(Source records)
== Segment start ==
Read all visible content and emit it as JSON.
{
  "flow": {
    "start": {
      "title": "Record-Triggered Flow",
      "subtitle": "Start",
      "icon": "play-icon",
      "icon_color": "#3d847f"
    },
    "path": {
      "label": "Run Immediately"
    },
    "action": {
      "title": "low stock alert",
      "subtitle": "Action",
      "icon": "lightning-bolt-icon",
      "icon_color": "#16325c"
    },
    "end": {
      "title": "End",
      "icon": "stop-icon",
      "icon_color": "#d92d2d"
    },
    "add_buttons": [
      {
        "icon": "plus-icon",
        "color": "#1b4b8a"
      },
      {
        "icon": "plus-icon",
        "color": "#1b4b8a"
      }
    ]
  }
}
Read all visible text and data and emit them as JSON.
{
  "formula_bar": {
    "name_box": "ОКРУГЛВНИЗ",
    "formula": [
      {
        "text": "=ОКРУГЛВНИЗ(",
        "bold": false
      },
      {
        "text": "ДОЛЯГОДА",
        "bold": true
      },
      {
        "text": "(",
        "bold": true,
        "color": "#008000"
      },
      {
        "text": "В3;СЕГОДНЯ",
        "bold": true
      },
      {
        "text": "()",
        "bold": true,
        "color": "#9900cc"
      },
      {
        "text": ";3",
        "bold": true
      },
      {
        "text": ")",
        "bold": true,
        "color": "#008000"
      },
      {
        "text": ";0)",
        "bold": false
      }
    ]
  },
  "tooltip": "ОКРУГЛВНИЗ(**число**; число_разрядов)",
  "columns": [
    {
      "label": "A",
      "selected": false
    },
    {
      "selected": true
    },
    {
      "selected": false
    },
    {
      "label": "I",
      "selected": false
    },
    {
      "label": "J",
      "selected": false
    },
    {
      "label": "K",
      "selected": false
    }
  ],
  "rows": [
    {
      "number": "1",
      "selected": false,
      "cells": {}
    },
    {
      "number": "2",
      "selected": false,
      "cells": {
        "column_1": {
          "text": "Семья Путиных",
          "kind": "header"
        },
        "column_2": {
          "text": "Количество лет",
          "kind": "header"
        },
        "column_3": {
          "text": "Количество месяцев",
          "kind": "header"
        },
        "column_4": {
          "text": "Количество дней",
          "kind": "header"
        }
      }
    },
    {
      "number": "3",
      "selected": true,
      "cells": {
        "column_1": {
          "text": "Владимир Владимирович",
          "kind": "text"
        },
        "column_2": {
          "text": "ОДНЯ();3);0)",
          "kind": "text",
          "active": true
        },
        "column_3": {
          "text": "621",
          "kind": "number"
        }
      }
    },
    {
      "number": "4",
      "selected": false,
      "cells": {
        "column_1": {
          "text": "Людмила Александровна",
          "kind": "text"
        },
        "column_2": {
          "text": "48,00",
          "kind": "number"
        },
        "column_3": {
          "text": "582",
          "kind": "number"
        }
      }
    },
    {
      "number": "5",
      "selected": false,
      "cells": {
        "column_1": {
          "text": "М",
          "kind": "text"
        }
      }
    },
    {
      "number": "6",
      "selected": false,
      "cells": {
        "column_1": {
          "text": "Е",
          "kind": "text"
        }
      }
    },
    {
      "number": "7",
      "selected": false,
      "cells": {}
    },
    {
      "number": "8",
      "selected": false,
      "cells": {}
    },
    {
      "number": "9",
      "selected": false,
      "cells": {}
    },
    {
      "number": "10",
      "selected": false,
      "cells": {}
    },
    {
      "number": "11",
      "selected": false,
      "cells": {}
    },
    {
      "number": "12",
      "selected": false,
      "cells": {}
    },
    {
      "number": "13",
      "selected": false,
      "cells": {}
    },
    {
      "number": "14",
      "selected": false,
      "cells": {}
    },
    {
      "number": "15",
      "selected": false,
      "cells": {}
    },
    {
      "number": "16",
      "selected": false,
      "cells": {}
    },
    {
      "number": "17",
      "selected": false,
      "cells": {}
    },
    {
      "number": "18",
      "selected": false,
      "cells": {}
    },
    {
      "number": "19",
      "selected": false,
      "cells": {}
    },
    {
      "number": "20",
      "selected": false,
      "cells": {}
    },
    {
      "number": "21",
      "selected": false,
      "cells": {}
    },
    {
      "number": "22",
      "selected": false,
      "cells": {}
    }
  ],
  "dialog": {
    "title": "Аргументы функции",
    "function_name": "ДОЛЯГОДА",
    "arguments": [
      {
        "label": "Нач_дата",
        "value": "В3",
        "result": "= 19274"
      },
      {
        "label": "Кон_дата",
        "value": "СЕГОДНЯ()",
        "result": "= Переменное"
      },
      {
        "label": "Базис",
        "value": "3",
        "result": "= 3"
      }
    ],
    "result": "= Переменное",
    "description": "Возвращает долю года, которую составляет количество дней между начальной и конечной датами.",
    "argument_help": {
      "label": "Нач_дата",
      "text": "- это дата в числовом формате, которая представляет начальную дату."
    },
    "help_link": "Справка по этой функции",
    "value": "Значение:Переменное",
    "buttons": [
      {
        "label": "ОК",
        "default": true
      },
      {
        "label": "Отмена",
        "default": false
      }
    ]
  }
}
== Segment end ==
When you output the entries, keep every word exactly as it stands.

Read all visible content and emit it as JSON.
{
  "flow": {
    "start": {
      "title": "Record-Triggered Flow",
      "subtitle": "Start",
      "icon": "play-icon",
      "icon_color": "#3d847f"
    },
    "path": {
      "label": "Run Immediately"
    },
    "action": {
      "title": "low stock alert",
      "subtitle": "Action",
      "icon": "lightning-bolt-icon",
      "icon_color": "#16325c"
    },
    "end": {
      "title": "End",
      "icon": "stop-icon",
      "icon_color": "#d92d2d"
    },
    "add_buttons": [
      {
        "icon": "plus-icon",
        "color": "#1b4b8a"
      },
      {
        "icon": "plus-icon",
        "color": "#1b4b8a"
      }
    ]
  }
}
Read all visible text and data and emit them as JSON.
{
  "formula_bar": {
    "name_box": "ОКРУГЛВНИЗ",
    "formula": [
      {
        "text": "=ОКРУГЛВНИЗ(",
        "bold": false
      },
      {
        "text": "ДОЛЯГОДА",
        "bold": true
      },
      {
        "text": "(",
        "bold": true,
        "color": "#008000"
      },
      {
        "text": "В3;СЕГОДНЯ",
        "bold": true
      },
      {
        "text": "()",
        "bold": true,
        "color": "#9900cc"
      },
      {
        "text": ";3",
        "bold": true
      },
      {
        "text": ")",
        "bold": true,
        "color": "#008000"
      },
      {
        "text": ";0)",
        "bold": false
      }
    ]
  },
  "tooltip": "ОКРУГЛВНИЗ(**число**; число_разрядов)",
  "columns": [
    {
      "label": "A",
      "selected": false
    },
    {
      "selected": true
    },
    {
      "selected": false
    },
    {
      "label": "I",
      "selected": false
    },
    {
      "label": "J",
      "selected": false
    },
    {
      "label": "K",
      "selected": false
    }
  ],
  "rows": [
    {
      "number": "1",
      "selected": false,
      "cells": {}
    },
    {
      "number": "2",
      "selected": false,
      "cells": {
        "column_1": {
          "text": "Семья Путиных",
          "kind": "header"
        },
        "column_2": {
          "text": "Количество лет",
          "kind": "header"
        },
        "column_3": {
          "text": "Количество месяцев",
          "kind": "header"
        },
        "column_4": {
          "text": "Количество дней",
          "kind": "header"
        }
      }
    },
    {
      "number": "3",
      "selected": true,
      "cells": {
        "column_1": {
          "text": "Владимир Владимирович",
          "kind": "text"
        },
        "column_2": {
          "text": "ОДНЯ();3);0)",
          "kind": "text",
          "active": true
        },
        "column_3": {
          "text": "621",
          "kind": "number"
        }
      }
    },
    {
      "number": "4",
      "selected": false,
      "cells": {
        "column_1": {
          "text": "Людмила Александровна",
          "kind": "text"
        },
        "column_2": {
          "text": "48,00",
          "kind": "number"
        },
        "column_3": {
          "text": "582",
          "kind": "number"
        }
      }
    },
    {
      "number": "5",
      "selected": false,
      "cells": {
        "column_1": {
          "text": "М",
          "kind": "text"
        }
      }
    },
    {
      "number": "6",
      "selected": false,
      "cells": {
        "column_1": {
          "text": "Е",
          "kind": "text"
        }
      }
    },
    {
      "number": "7",
      "selected": false,
      "cells": {}
    },
    {
      "number": "8",
      "selected": false,
      "cells": {}
    },
    {
      "number": "9",
      "selected": false,
      "cells": {}
    },
    {
      "number": "10",
      "selected": false,
      "cells": {}
    },
    {
      "number": "11",
      "selected": false,
      "cells": {}
    },
    {
      "number": "12",
      "selected": false,
      "cells": {}
    },
    {
      "number": "13",
      "selected": false,
      "cells": {}
    },
    {
      "number": "14",
      "selected": false,
      "cells": {}
    },
    {
      "number": "15",
      "selected": false,
      "cells": {}
    },
    {
      "number": "16",
      "selected": false,
      "cells": {}
    },
    {
      "number": "17",
      "selected": false,
      "cells": {}
    },
    {
      "number": "18",
      "selected": false,
      "cells": {}
    },
    {
      "number": "19",
      "selected": false,
      "cells": {}
    },
    {
      "number": "20",
      "selected": false,
      "cells": {}
    },
    {
      "number": "21",
      "selected": false,
      "cells": {}
    },
    {
      "number": "22",
      "selected": false,
      "cells": {}
    }
  ],
  "dialog": {
    "title": "Аргументы функции",
    "function_name": "ДОЛЯГОДА",
    "arguments": [
      {
        "label": "Нач_дата",
        "value": "В3",
        "result": "= 19274"
      },
      {
        "label": "Кон_дата",
        "value": "СЕГОДНЯ()",
        "result": "= Переменное"
      },
      {
        "label": "Базис",
        "value": "3",
        "result": "= 3"
      }
    ],
    "result": "= Переменное",
    "description": "Возвращает долю года, которую составляет количество дней между начальной и конечной датами.",
    "argument_help": {
      "label": "Нач_дата",
      "text": "- это дата в числовом формате, которая представляет начальную дату."
    },
    "help_link": "Справка по этой функции",
    "value": "Значение:Переменное",
    "buttons": [
      {
        "label": "ОК",
        "default": true
      },
      {
        "label": "Отмена",
        "default": false
      }
    ]
  }
}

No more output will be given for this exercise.